• **Problem statement**
Write the listing out again, all of it, word for word.

***

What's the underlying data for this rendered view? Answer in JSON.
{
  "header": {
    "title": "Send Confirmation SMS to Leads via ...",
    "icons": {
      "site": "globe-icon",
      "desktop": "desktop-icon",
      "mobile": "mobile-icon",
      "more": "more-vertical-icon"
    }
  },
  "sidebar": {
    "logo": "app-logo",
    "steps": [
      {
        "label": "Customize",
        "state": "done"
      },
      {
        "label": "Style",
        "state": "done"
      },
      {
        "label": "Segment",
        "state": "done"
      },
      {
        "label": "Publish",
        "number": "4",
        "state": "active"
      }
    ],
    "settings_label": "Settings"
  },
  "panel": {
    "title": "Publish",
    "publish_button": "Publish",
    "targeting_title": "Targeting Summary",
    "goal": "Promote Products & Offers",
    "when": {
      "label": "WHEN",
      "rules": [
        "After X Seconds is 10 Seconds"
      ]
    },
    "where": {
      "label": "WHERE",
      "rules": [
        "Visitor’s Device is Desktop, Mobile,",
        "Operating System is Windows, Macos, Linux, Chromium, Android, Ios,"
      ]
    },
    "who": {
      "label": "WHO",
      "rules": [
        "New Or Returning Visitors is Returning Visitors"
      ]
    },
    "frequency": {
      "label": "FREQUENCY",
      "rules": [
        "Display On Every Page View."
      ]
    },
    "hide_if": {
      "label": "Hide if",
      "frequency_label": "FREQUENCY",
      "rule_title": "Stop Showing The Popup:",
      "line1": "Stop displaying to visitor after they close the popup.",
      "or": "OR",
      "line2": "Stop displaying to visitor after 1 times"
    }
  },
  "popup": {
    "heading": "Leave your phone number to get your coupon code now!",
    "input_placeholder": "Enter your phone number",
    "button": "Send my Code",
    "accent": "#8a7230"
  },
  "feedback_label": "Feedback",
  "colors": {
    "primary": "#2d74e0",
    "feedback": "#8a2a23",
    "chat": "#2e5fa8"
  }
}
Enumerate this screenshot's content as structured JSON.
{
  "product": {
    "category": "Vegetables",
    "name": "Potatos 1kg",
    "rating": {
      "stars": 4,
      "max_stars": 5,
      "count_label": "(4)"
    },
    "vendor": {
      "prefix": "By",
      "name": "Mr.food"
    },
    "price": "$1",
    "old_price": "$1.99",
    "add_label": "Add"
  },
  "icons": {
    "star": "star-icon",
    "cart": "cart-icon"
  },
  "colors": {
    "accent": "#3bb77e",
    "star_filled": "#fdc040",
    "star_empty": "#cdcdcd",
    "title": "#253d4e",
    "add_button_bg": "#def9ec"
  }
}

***

• **Task solution**
What's the underlying data for this rendered view? Answer in JSON.
{
  "header": {
    "title": "Send Confirmation SMS to Leads via ...",
    "icons": {
      "site": "globe-icon",
      "desktop": "desktop-icon",
      "mobile": "mobile-icon",
      "more": "more-vertical-icon"
    }
  },
  "sidebar": {
    "logo": "app-logo",
    "steps": [
      {
        "label": "Customize",
        "state": "done"
      },
      {
        "label": "Style",
        "state": "done"
      },
      {
        "label": "Segment",
        "state": "done"
      },
      {
        "label": "Publish",
        "number": "4",
        "state": "active"
      }
    ],
    "settings_label": "Settings"
  },
  "panel": {
    "title": "Publish",
    "publish_button": "Publish",
    "targeting_title": "Targeting Summary",
    "goal": "Promote Products & Offers",
    "when": {
      "label": "WHEN",
      "rules": [
        "After X Seconds is 10 Seconds"
      ]
    },
    "where": {
      "label": "WHERE",
      "rules": [
        "Visitor’s Device is Desktop, Mobile,",
        "Operating System is Windows, Macos, Linux, Chromium, Android, Ios,"
      ]
    },
    "who": {
      "label": "WHO",
      "rules": [
        "New Or Returning Visitors is Returning Visitors"
      ]
    },
    "frequency": {
      "label": "FREQUENCY",
      "rules": [
        "Display On Every Page View."
      ]
    },
    "hide_if": {
      "label": "Hide if",
      "frequency_label": "FREQUENCY",
      "rule_title": "Stop Showing The Popup:",
      "line1": "Stop displaying to visitor after they close the popup.",
      "or": "OR",
      "line2": "Stop displaying to visitor after 1 times"
    }
  },
  "popup": {
    "heading": "Leave your phone number to get your coupon code now!",
    "input_placeholder": "Enter your phone number",
    "button": "Send my Code",
    "accent": "#8a7230"
  },
  "feedback_label": "Feedback",
  "colors": {
    "primary": "#2d74e0",
    "feedback": "#8a2a23",
    "chat": "#2e5fa8"
  }
}
Enumerate this screenshot's content as structured JSON.
{
  "product": {
    "category": "Vegetables",
    "name": "Potatos 1kg",
    "rating": {
      "stars": 4,
      "max_stars": 5,
      "count_label": "(4)"
    },
    "vendor": {
      "prefix": "By",
      "name": "Mr.food"
    },
    "price": "$1",
    "old_price": "$1.99",
    "add_label": "Add"
  },
  "icons": {
    "star": "star-icon",
    "cart": "cart-icon"
  },
  "colors": {
    "accent": "#3bb77e",
    "star_filled": "#fdc040",
    "star_empty": "#cdcdcd",
    "title": "#253d4e",
    "add_button_bg": "#def9ec"
  }
}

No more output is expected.